TASK GOAL: Determine the number of lines below that contain "Command". Write nothing but that number.

★ ★ ★ ★

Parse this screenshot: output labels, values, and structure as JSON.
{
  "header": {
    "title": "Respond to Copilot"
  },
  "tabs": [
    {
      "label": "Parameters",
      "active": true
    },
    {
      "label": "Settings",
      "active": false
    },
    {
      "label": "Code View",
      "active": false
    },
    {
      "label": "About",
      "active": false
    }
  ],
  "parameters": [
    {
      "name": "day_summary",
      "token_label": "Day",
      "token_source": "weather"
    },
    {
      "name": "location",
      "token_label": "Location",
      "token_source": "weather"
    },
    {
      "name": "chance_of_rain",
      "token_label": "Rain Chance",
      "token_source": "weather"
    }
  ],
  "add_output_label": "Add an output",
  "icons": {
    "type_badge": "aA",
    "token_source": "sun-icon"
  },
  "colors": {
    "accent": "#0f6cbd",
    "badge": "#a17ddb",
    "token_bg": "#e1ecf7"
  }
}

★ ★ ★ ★

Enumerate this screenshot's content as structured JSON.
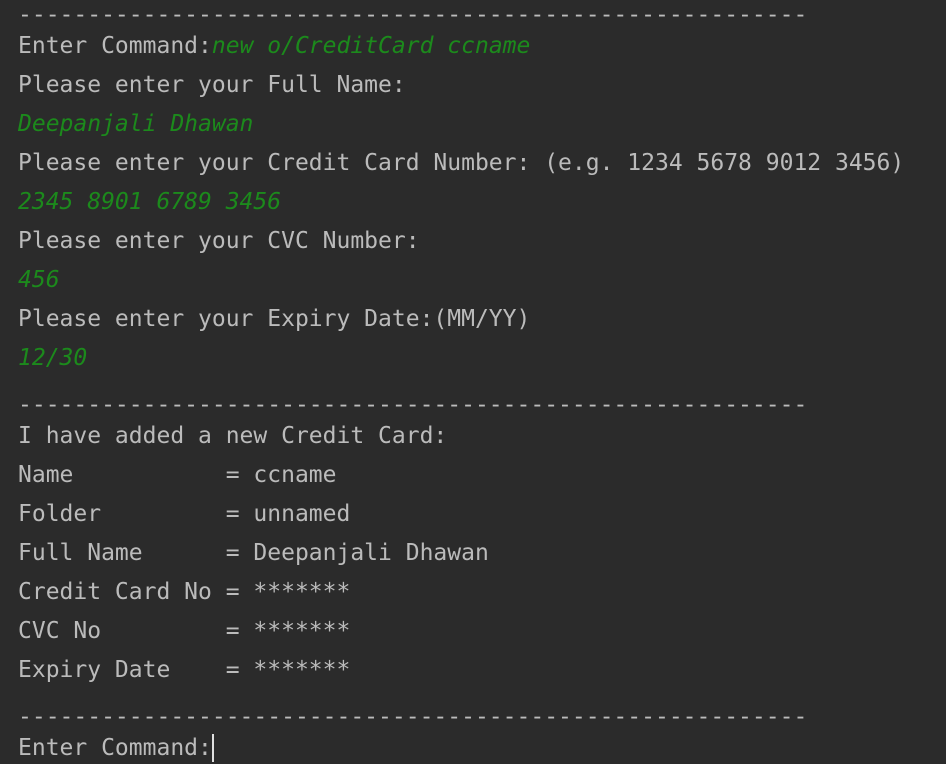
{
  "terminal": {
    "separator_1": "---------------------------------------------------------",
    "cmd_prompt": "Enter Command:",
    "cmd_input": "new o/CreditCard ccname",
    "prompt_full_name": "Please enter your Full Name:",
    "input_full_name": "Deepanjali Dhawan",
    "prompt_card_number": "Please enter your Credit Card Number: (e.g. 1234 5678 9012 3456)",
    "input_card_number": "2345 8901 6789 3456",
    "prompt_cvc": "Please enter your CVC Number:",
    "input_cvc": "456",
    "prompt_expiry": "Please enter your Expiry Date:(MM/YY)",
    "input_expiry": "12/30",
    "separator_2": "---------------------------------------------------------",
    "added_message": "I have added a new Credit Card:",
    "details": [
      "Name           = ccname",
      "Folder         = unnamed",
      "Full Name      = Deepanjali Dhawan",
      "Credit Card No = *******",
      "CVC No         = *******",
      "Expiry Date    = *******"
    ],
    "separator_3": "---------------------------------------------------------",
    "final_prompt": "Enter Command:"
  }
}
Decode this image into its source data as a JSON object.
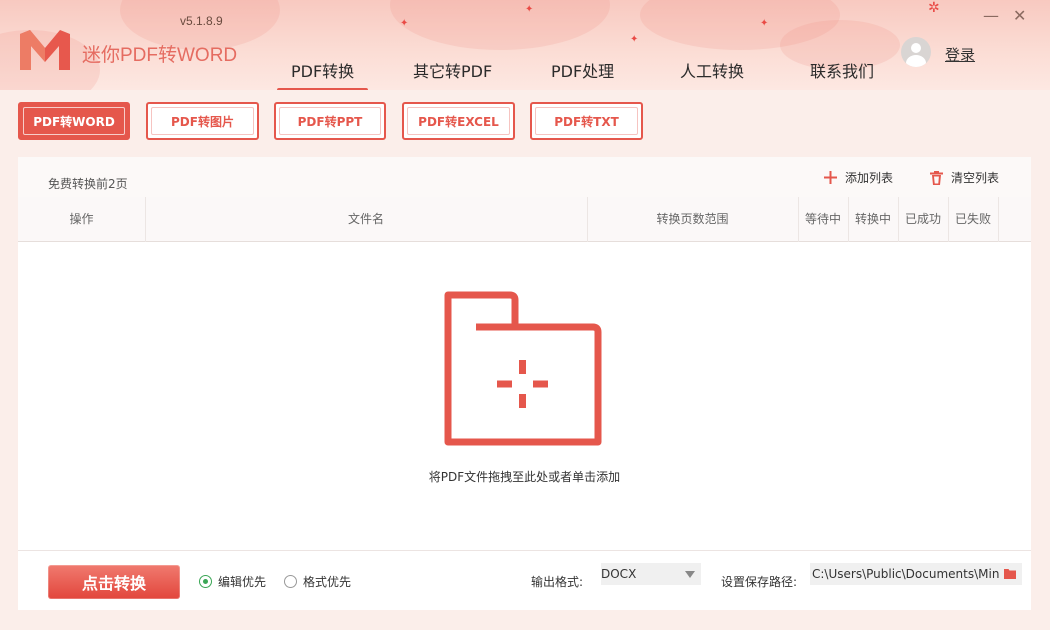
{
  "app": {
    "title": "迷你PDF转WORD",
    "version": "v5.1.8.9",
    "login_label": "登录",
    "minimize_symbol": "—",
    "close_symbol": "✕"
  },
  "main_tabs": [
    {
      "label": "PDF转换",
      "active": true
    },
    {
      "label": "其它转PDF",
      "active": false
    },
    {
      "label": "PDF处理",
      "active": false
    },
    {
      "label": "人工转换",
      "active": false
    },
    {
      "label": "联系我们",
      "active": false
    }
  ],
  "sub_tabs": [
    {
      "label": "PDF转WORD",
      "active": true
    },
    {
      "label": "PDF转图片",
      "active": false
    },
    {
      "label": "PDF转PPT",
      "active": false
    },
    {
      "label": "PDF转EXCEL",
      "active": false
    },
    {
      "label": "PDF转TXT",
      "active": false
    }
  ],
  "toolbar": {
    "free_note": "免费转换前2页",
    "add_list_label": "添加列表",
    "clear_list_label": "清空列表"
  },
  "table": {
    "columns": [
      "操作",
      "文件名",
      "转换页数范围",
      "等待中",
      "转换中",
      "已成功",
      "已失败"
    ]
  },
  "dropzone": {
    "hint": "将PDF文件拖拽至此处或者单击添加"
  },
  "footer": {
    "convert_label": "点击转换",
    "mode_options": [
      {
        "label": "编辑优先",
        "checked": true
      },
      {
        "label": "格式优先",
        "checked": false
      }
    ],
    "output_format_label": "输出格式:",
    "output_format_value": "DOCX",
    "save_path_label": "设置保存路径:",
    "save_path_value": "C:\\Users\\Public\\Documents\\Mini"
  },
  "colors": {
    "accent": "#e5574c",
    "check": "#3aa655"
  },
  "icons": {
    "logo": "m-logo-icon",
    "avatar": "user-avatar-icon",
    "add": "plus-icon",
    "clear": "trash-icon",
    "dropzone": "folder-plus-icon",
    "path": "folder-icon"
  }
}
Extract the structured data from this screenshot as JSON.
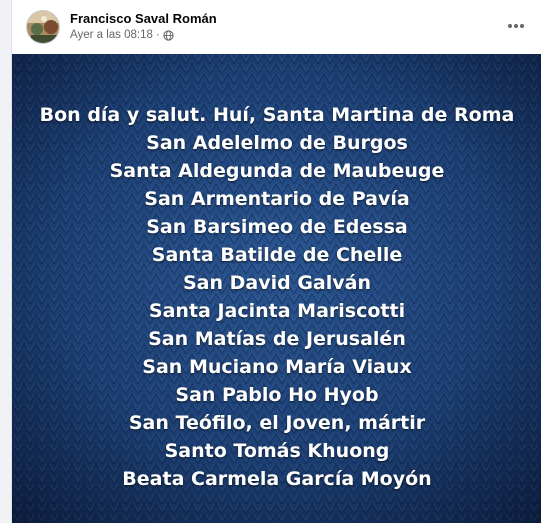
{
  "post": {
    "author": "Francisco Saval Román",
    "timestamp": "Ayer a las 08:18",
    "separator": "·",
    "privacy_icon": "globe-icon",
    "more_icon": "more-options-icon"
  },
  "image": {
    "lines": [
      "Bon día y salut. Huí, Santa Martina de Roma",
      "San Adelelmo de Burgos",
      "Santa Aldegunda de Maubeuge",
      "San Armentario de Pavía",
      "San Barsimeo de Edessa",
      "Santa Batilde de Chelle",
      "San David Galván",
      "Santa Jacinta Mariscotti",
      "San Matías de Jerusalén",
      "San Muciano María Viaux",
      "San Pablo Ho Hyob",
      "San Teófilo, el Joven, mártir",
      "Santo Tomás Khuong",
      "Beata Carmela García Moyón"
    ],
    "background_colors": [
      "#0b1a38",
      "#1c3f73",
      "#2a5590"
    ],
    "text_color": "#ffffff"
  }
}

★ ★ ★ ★

TASK SOLUTION: 2